Many wonder what factors contribute to these athletes’ performance peaks. Genetics no doubt plays a role, yet research suggests that genes contribute no more than half of an athlete’s VO2 max (maximal rate of oxygen consumption), which is one key predictor of performance capacity. Both training and nutrition manipulation also help to not only boost an athlete’s VO2 max, but also the lactate threshold and sport economy, two additional pieces to the performance puzzle. This article looks at the training and nutrition techniques that have been proven to enhance these three elements, thereby helping to maximize performance potential.
Essential for: Athletes training for sprint triathlons, criterium racing and 5K/10K running events.
Your VO2 max measures the maximum amount of oxygen that can be consumed per minute while training. The highest VO2 max ever recorded was by cross-country skier Bjorn Daehilie: at 94 ml/kg/dl, which towers over the average athlete’s VO2 max by 30-40 percent. The good news is that by increasing training volume and intensity, research suggests that an athlete, depending on baseline fitness level, can boost his VO2 max by as much as 40 percent. And a 10 percent increase in VO2 max can shave more than a minute off a 5K run time!
Increased training volume is the most common way to improve your VO2 max, but it is important to understand there are diminishing returns at a certain volume: 60-90 run miles/week or 10-12 hours for most athletes. A more efficient way to improve VO2 max, according to French exercise physiologist Veronique Billat, is to do intervals at a speed that elicits your VO2 max – or the fastest effort you can maintain – for about eight minutes (up to 90 percent of your maximum heart rate).
Nutrition Tip: Blood sugars tend to decrease while levels of common inflammation markers increase after finishing high-intensity efforts – making nutrition important for optimal recovery. Try blending the following recovery-focused ingredients after your next workout: tart cherry juice, low-fat vanilla yogurt and a frozen banana.
Essential for: Athletes training for Olympic-distance triathlons, cycling time trials and half marathons.
Your lactate, or anaerobic threshold (LT) pace is defined as the fastest pace you can sustain for an extended period (20+ minutes) before lactate, a by-product of the fuel burned during hard exercise, starts building up in your blood causing muscle fatigue. Your LT pace will evolve (get faster) with proper training. Recreational athletes typically hit their LT at about 65 to 80 percent of their VO2 max, whereas elite and world-class endurance athletes tend to peak at 85-95 percent. This is what allows athletes such as Gebreselassie or Lance Armstrong to hold such a strong pace for longer distances.
Check out this Web site, where you can estimate your LT pace: www.runbayou.com/jackd.htm.
Nutrition Tip: A diet rich in healthy carbohydrates (potatoes, whole grains, fruits, vegetables) is essential for enhancing muscle glycogen stores during LT training.

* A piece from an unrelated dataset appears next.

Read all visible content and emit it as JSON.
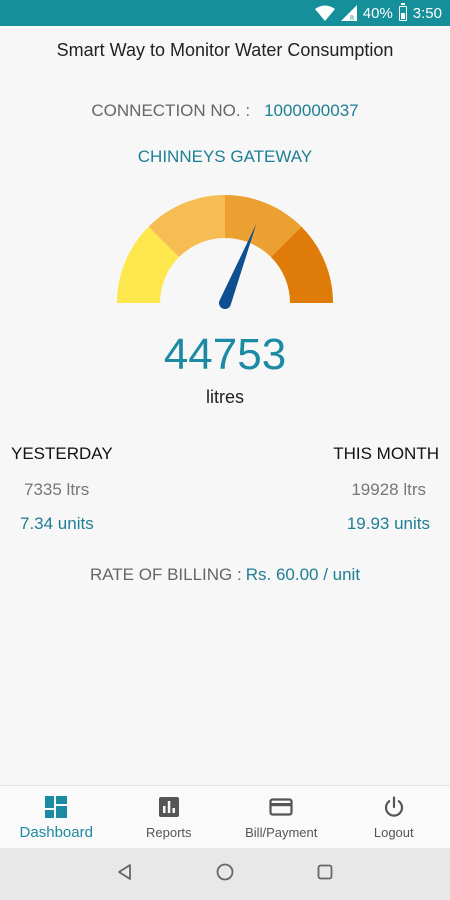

Essential for: All athletes, but especially marathoners, swimmers, century riders and Ironman triathletes.
Sport economy measures the amount of oxygen you need to train, at any pace. Biomechanics play a huge role in sport economy so enlisting the help of a professional to evaluate your swim stroke, running gait or bike fit and pedal stroke is often very helpful in enhancing sport economy – along with VO2 max and LT workouts. A third workout that helps improve an athlete’s sport economy involves longer efforts, generally 25-50 percent longer in length than LT and VO2 max workouts, yet completed at a more aerobic conversational pace. These longer efforts should be completed once a week.
Nutrition Tip: Losing excess body fat will help yield dramatic improvements in sport economy, as leaner athletes simply require less oxygen to reach that finish line. To aid weight loss in a healthy manner, cut 250-500 calories from your daily nutrition intake or add 25-45 minutes to your regular energy expenditure.
Want more tips to enhance your health and performance? Kim Mueller, owner of Fuel Factor Nutrition (www.Fuel-Factor.com), is a Registered Dietitian, Exercise Physiologist and competitive athlete who provides customized menu planning, nutrition coaching and goal-specific programs to active individuals worldwide. Kim can be contacted at kim@Fuel-Factor.com.